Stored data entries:
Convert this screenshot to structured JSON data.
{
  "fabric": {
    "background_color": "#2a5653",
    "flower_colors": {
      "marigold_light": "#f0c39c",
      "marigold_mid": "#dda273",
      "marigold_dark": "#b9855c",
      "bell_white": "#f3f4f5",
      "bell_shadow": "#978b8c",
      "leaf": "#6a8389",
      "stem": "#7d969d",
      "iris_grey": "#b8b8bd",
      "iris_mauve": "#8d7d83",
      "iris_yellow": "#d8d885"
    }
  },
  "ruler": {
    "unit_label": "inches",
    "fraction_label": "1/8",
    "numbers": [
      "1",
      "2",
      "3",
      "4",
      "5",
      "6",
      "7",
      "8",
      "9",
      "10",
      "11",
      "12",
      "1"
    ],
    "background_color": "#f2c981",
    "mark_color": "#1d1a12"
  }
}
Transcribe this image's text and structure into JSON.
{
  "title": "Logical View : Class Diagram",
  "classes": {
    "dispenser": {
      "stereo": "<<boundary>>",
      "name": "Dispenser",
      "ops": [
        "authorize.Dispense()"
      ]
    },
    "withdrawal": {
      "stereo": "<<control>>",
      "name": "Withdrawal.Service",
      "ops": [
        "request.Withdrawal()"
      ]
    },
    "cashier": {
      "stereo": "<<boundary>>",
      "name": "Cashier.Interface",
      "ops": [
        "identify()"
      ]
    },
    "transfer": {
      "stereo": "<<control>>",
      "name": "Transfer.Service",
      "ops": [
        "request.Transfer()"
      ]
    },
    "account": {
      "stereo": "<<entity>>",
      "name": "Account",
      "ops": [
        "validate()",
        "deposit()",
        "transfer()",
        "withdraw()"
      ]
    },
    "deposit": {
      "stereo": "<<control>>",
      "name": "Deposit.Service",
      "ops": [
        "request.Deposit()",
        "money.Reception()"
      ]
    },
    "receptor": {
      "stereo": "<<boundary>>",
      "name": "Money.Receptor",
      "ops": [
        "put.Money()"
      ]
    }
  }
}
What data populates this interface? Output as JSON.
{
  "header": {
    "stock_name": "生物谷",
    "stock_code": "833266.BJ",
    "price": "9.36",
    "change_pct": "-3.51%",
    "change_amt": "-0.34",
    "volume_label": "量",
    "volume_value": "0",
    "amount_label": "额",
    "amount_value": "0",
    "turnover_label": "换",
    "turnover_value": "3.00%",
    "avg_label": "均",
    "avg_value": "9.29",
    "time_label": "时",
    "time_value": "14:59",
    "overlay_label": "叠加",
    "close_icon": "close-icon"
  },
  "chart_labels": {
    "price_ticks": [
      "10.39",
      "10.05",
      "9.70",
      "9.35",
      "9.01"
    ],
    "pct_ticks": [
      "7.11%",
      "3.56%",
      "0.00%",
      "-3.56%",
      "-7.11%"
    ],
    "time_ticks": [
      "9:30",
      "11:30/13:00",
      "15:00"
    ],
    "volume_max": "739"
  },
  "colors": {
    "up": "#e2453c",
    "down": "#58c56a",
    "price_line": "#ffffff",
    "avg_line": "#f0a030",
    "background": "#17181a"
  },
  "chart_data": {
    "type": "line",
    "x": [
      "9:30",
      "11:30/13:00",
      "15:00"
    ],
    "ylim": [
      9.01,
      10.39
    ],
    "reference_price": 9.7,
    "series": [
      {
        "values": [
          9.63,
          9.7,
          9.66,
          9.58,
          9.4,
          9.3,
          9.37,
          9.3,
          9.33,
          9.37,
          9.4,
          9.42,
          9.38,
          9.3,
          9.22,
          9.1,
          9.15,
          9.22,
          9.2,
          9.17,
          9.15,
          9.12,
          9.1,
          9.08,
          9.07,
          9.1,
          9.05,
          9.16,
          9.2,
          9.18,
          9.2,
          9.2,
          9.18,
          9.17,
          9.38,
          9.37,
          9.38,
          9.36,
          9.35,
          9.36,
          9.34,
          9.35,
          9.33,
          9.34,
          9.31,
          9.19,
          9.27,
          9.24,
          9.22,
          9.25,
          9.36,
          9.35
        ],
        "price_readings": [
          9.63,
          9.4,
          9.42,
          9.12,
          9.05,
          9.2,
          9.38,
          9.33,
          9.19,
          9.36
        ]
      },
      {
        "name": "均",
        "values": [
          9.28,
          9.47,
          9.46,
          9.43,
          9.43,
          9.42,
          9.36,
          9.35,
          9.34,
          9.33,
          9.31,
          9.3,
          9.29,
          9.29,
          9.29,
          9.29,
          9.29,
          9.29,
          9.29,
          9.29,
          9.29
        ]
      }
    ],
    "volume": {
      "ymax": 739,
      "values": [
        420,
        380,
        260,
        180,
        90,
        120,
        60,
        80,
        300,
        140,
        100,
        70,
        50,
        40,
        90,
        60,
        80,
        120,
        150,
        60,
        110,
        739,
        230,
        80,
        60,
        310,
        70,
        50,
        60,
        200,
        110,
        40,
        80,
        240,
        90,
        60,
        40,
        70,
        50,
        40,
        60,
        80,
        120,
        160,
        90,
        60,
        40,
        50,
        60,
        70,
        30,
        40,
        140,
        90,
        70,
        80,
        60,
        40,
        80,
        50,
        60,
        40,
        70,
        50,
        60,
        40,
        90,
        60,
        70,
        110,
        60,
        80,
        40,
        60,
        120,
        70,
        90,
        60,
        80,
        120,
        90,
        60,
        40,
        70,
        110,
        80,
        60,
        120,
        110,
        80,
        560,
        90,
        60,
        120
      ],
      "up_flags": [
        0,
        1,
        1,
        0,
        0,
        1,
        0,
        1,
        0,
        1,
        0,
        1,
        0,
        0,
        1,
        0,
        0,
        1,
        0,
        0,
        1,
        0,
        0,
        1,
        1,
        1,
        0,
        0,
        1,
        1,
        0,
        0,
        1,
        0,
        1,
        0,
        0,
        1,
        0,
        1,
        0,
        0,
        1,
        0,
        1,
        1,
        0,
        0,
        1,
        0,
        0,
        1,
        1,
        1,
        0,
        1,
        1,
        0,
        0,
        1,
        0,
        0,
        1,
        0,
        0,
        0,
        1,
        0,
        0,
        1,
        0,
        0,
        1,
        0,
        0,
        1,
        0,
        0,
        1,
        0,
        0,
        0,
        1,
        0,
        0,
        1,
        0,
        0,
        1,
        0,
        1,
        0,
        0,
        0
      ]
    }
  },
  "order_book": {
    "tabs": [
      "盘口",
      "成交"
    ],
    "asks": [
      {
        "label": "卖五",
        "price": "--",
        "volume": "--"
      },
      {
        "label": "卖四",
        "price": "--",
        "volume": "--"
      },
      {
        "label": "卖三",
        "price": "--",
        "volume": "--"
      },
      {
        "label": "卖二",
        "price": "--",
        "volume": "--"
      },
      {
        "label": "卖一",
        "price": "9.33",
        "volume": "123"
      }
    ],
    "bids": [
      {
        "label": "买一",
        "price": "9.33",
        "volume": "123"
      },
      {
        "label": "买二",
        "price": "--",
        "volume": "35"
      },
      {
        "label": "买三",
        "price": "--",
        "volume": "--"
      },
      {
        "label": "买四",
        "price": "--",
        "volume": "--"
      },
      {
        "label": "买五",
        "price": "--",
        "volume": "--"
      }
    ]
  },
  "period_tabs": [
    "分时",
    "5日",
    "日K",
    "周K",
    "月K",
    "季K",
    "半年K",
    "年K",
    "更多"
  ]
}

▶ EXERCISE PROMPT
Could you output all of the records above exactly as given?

▶ EXPECTED OUTPUT
Convert this screenshot to structured JSON data.
{
  "fabric": {
    "background_color": "#2a5653",
    "flower_colors": {
      "marigold_light": "#f0c39c",
      "marigold_mid": "#dda273",
      "marigold_dark": "#b9855c",
      "bell_white": "#f3f4f5",
      "bell_shadow": "#978b8c",
      "leaf": "#6a8389",
      "stem": "#7d969d",
      "iris_grey": "#b8b8bd",
      "iris_mauve": "#8d7d83",
      "iris_yellow": "#d8d885"
    }
  },
  "ruler": {
    "unit_label": "inches",
    "fraction_label": "1/8",
    "numbers": [
      "1",
      "2",
      "3",
      "4",
      "5",
      "6",
      "7",
      "8",
      "9",
      "10",
      "11",
      "12",
      "1"
    ],
    "background_color": "#f2c981",
    "mark_color": "#1d1a12"
  }
}
Transcribe this image's text and structure into JSON.
{
  "title": "Logical View : Class Diagram",
  "classes": {
    "dispenser": {
      "stereo": "<<boundary>>",
      "name": "Dispenser",
      "ops": [
        "authorize.Dispense()"
      ]
    },
    "withdrawal": {
      "stereo": "<<control>>",
      "name": "Withdrawal.Service",
      "ops": [
        "request.Withdrawal()"
      ]
    },
    "cashier": {
      "stereo": "<<boundary>>",
      "name": "Cashier.Interface",
      "ops": [
        "identify()"
      ]
    },
    "transfer": {
      "stereo": "<<control>>",
      "name": "Transfer.Service",
      "ops": [
        "request.Transfer()"
      ]
    },
    "account": {
      "stereo": "<<entity>>",
      "name": "Account",
      "ops": [
        "validate()",
        "deposit()",
        "transfer()",
        "withdraw()"
      ]
    },
    "deposit": {
      "stereo": "<<control>>",
      "name": "Deposit.Service",
      "ops": [
        "request.Deposit()",
        "money.Reception()"
      ]
    },
    "receptor": {
      "stereo": "<<boundary>>",
      "name": "Money.Receptor",
      "ops": [
        "put.Money()"
      ]
    }
  }
}
What data populates this interface? Output as JSON.
{
  "header": {
    "stock_name": "生物谷",
    "stock_code": "833266.BJ",
    "price": "9.36",
    "change_pct": "-3.51%",
    "change_amt": "-0.34",
    "volume_label": "量",
    "volume_value": "0",
    "amount_label": "额",
    "amount_value": "0",
    "turnover_label": "换",
    "turnover_value": "3.00%",
    "avg_label": "均",
    "avg_value": "9.29",
    "time_label": "时",
    "time_value": "14:59",
    "overlay_label": "叠加",
    "close_icon": "close-icon"
  },
  "chart_labels": {
    "price_ticks": [
      "10.39",
      "10.05",
      "9.70",
      "9.35",
      "9.01"
    ],
    "pct_ticks": [
      "7.11%",
      "3.56%",
      "0.00%",
      "-3.56%",
      "-7.11%"
    ],
    "time_ticks": [
      "9:30",
      "11:30/13:00",
      "15:00"
    ],
    "volume_max": "739"
  },
  "colors": {
    "up": "#e2453c",
    "down": "#58c56a",
    "price_line": "#ffffff",
    "avg_line": "#f0a030",
    "background": "#17181a"
  },
  "chart_data": {
    "type": "line",
    "x": [
      "9:30",
      "11:30/13:00",
      "15:00"
    ],
    "ylim": [
      9.01,
      10.39
    ],
    "reference_price": 9.7,
    "series": [
      {
        "values": [
          9.63,
          9.7,
          9.66,
          9.58,
          9.4,
          9.3,
          9.37,
          9.3,
          9.33,
          9.37,
          9.4,
          9.42,
          9.38,
          9.3,
          9.22,
          9.1,
          9.15,
          9.22,
          9.2,
          9.17,
          9.15,
          9.12,
          9.1,
          9.08,
          9.07,
          9.1,
          9.05,
          9.16,
          9.2,
          9.18,
          9.2,
          9.2,
          9.18,
          9.17,
          9.38,
          9.37,
          9.38,
          9.36,
          9.35,
          9.36,
          9.34,
          9.35,
          9.33,
          9.34,
          9.31,
          9.19,
          9.27,
          9.24,
          9.22,
          9.25,
          9.36,
          9.35
        ],
        "price_readings": [
          9.63,
          9.4,
          9.42,
          9.12,
          9.05,
          9.2,
          9.38,
          9.33,
          9.19,
          9.36
        ]
      },
      {
        "name": "均",
        "values": [
          9.28,
          9.47,
          9.46,
          9.43,
          9.43,
          9.42,
          9.36,
          9.35,
          9.34,
          9.33,
          9.31,
          9.3,
          9.29,
          9.29,
          9.29,
          9.29,
          9.29,
          9.29,
          9.29,
          9.29,
          9.29
        ]
      }
    ],
    "volume": {
      "ymax": 739,
      "values": [
        420,
        380,
        260,
        180,
        90,
        120,
        60,
        80,
        300,
        140,
        100,
        70,
        50,
        40,
        90,
        60,
        80,
        120,
        150,
        60,
        110,
        739,
        230,
        80,
        60,
        310,
        70,
        50,
        60,
        200,
        110,
        40,
        80,
        240,
        90,
        60,
        40,
        70,
        50,
        40,
        60,
        80,
        120,
        160,
        90,
        60,
        40,
        50,
        60,
        70,
        30,
        40,
        140,
        90,
        70,
        80,
        60,
        40,
        80,
        50,
        60,
        40,
        70,
        50,
        60,
        40,
        90,
        60,
        70,
        110,
        60,
        80,
        40,
        60,
        120,
        70,
        90,
        60,
        80,
        120,
        90,
        60,
        40,
        70,
        110,
        80,
        60,
        120,
        110,
        80,
        560,
        90,
        60,
        120
      ],
      "up_flags": [
        0,
        1,
        1,
        0,
        0,
        1,
        0,
        1,
        0,
        1,
        0,
        1,
        0,
        0,
        1,
        0,
        0,
        1,
        0,
        0,
        1,
        0,
        0,
        1,
        1,
        1,
        0,
        0,
        1,
        1,
        0,
        0,
        1,
        0,
        1,
        0,
        0,
        1,
        0,
        1,
        0,
        0,
        1,
        0,
        1,
        1,
        0,
        0,
        1,
        0,
        0,
        1,
        1,
        1,
        0,
        1,
        1,
        0,
        0,
        1,
        0,
        0,
        1,
        0,
        0,
        0,
        1,
        0,
        0,
        1,
        0,
        0,
        1,
        0,
        0,
        1,
        0,
        0,
        1,
        0,
        0,
        0,
        1,
        0,
        0,
        1,
        0,
        0,
        1,
        0,
        1,
        0,
        0,
        0
      ]
    }
  },
  "order_book": {
    "tabs": [
      "盘口",
      "成交"
    ],
    "asks": [
      {
        "label": "卖五",
        "price": "--",
        "volume": "--"
      },
      {
        "label": "卖四",
        "price": "--",
        "volume": "--"
      },
      {
        "label": "卖三",
        "price": "--",
        "volume": "--"
      },
      {
        "label": "卖二",
        "price": "--",
        "volume": "--"
      },
      {
        "label": "卖一",
        "price": "9.33",
        "volume": "123"
      }
    ],
    "bids": [
      {
        "label": "买一",
        "price": "9.33",
        "volume": "123"
      },
      {
        "label": "买二",
        "price": "--",
        "volume": "35"
      },
      {
        "label": "买三",
        "price": "--",
        "volume": "--"
      },
      {
        "label": "买四",
        "price": "--",
        "volume": "--"
      },
      {
        "label": "买五",
        "price": "--",
        "volume": "--"
      }
    ]
  },
  "period_tabs": [
    "分时",
    "5日",
    "日K",
    "周K",
    "月K",
    "季K",
    "半年K",
    "年K",
    "更多"
  ]
}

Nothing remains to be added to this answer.